Just when you thought your ears were safe...Infinity Cat, 2014
Purchase: Infinity Cat
7.2 / 10
I was a fool for thinking my ears were safe. I was kidding myself if I thought my mind would be at rest. Boston-based noise rockers Guerilla Toss seem to release an EP or album every 4-6 months, and we’re right on schedule. Their newest release, 367 Equalizer is a follow-up to last year’s superb Gay Disco — an album that came out a bit too late to be considered for our Best-Of-The-Year list, but would easily make it on there. Or perhaps not so easily.
See, here’s the thing to know about Guerilla Toss: they’re noisy. And I don’t mean noisy like Helmet, where just added three additional distortion pedals makes it hard to distinguish what chords you’re playing. I’m talking noisy like intentionally annoying and cacophonous. But the completely baffling part about all of this is how well Guerilla Toss makes this work. Individually, the instruments don’t kind of do their own thing in tiny little loops: drums play a dance-like beat, the guitar makes seemingly random and tinny hammer-on’s and pull-off’s, and the vocals vary between shrieking and shouting. Together, though, when all these pieces come together, it makes for a Rube Goldberg machine that’s hard to tear your ears away from. Excuse me — that’s hard from which to tear your ears. And Guerilla Toss definitely want to tear your ears.
Okay, let’s talk about 367 Equalizer. This EP is the second installment in Infinity Cat Record’s cassette subscription series1, so you can either get this thing by signing up for this service (and you subsequently get a new cassette each month), or you can just lay down $6 on their site. The whole thing is 4-songs long, and I don’t want to knock it for being short. In fact, their last album was 6-songs long, and I loved it for that fact. It was short, so all of the abrasion and bewilderment never outlasted its welcome. Similarly, 367 Equalizer is just long enough to leave your ears begging for more punishment.
Compared to the rest of GToss’s work, 367 Equalizer is good, but it doesn’t quite live up to the heights of Gay Disco. The band continues to skirt a perilous edge between dance-rock and noise-rock, where the music is just bouncy enough to dance to. This EP, then, doesn’t quite go far enough in either direction.
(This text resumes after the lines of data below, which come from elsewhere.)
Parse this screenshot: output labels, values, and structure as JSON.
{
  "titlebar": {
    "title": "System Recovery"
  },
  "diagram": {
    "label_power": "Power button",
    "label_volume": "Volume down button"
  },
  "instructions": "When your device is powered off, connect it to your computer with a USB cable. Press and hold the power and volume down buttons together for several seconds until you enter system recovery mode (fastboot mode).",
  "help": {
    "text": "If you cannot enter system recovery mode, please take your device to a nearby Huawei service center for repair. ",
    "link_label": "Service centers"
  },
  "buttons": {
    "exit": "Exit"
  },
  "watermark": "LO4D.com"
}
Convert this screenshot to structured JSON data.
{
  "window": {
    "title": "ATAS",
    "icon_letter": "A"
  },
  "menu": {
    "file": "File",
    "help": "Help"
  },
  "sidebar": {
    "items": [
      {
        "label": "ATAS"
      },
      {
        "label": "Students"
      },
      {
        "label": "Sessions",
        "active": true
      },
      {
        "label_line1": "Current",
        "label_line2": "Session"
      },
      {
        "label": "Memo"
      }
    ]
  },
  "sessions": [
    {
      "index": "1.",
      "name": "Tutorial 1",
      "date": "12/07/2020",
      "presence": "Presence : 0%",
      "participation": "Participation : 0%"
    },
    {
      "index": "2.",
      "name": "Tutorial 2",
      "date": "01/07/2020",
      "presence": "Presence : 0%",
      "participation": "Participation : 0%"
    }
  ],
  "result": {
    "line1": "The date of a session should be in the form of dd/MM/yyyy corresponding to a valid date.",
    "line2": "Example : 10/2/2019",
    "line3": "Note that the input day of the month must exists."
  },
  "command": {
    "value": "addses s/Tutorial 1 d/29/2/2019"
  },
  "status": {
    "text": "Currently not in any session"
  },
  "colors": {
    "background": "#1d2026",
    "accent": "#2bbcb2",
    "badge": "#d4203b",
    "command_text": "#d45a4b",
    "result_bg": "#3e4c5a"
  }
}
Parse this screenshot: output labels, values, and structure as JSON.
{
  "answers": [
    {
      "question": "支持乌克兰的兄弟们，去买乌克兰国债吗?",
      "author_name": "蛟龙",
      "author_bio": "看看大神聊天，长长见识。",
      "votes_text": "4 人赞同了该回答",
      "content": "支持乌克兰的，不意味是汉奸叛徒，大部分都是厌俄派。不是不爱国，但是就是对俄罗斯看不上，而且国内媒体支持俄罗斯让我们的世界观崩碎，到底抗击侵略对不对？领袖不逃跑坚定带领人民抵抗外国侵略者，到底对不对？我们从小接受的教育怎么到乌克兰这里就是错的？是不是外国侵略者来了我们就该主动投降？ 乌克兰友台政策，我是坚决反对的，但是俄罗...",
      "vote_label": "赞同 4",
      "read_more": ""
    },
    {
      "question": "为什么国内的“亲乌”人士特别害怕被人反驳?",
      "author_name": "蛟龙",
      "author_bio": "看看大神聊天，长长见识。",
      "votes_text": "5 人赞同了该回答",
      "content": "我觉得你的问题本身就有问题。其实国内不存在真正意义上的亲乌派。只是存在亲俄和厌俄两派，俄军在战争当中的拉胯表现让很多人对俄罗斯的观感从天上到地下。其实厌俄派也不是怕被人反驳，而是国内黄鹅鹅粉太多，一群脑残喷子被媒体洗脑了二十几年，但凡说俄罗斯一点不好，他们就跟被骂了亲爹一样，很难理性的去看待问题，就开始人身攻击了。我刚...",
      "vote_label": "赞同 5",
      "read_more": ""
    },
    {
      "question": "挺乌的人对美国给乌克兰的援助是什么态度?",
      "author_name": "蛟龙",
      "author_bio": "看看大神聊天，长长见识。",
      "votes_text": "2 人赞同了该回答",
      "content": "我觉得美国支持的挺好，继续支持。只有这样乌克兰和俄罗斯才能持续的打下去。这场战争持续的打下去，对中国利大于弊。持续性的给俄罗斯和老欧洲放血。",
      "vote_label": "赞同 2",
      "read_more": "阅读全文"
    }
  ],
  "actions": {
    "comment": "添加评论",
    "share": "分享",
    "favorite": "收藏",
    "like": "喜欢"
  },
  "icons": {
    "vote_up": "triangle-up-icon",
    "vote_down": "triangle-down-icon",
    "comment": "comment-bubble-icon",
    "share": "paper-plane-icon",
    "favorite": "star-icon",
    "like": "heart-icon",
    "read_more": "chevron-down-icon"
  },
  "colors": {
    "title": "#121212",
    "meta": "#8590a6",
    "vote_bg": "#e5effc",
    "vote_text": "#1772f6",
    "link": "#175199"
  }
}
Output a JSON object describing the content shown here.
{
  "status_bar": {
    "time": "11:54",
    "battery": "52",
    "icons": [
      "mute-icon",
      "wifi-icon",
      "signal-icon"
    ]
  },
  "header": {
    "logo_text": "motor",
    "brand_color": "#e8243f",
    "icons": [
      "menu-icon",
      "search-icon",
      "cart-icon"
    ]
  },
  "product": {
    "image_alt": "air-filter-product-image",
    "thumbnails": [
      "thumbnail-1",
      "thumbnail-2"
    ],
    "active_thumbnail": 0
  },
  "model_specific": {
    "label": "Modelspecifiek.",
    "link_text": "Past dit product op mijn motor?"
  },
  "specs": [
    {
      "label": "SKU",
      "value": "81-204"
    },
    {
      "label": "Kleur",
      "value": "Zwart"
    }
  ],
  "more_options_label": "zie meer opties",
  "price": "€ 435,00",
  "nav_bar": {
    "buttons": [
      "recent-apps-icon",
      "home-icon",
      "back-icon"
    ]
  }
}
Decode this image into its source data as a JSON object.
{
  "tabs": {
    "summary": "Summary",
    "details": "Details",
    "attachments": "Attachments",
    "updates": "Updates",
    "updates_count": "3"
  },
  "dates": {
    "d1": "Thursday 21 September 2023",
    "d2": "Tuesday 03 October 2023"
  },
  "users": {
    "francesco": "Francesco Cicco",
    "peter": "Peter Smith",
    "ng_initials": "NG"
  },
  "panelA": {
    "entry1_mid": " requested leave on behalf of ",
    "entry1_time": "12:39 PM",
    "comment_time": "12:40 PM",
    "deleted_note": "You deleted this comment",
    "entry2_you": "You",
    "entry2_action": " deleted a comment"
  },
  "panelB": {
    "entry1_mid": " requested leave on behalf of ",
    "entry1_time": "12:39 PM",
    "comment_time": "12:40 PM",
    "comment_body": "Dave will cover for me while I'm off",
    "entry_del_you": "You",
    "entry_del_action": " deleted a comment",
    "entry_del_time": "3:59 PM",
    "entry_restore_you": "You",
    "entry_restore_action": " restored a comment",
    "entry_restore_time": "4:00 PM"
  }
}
I never thought I’d say this about a record, but 367 Equalizer isn’t as noisy as I’d like it to be. The problem for me is embodied in the introduction to “Cookie”, where you get a minute or two of dirty dance floor disco before launching into the song proper. During this moment, there’s not really anything particularly Guerilla Toss about it, except for its existence in concept. GToss is all about being weird, and having this arrangement in the song is weird, but it doesn’t play to the band’s flashy, gaudy, non-subtle strengths. There are parts of the EP that seem as if the band has toned itself down, or at least, it doesn’t have the same wide-eyed mania that past releases have.
Of course, I’m being overly critical here. There’s a lot to 367 Equalizer to like, and it’s probably a good introduction for a newbie to jump into the band’s (strangely dense) catalog. Even though Guerilla Toss get weird, trashy, and noisy here, it seems like their overall aim has changed. Previous records have sounded like 4-5 instruments doing their own things and somehow (through some dark, disgusting magic, I’m sure) fitting together, but this EP feels like the band considered the overall concept of songs first and foremost. These songs might be a bit more “normal” than those on Gay Disco, or Rambo Part II First Blood Volume 3, but they’re just as fun this time around. At least buy this thing to support the band’s proposed porn-opera2.
1. Curated by one of the guys in Diarrhea Planet, so you know you are in good hands. ?
2. Meh, I probably don’t need to elaborate on this, right?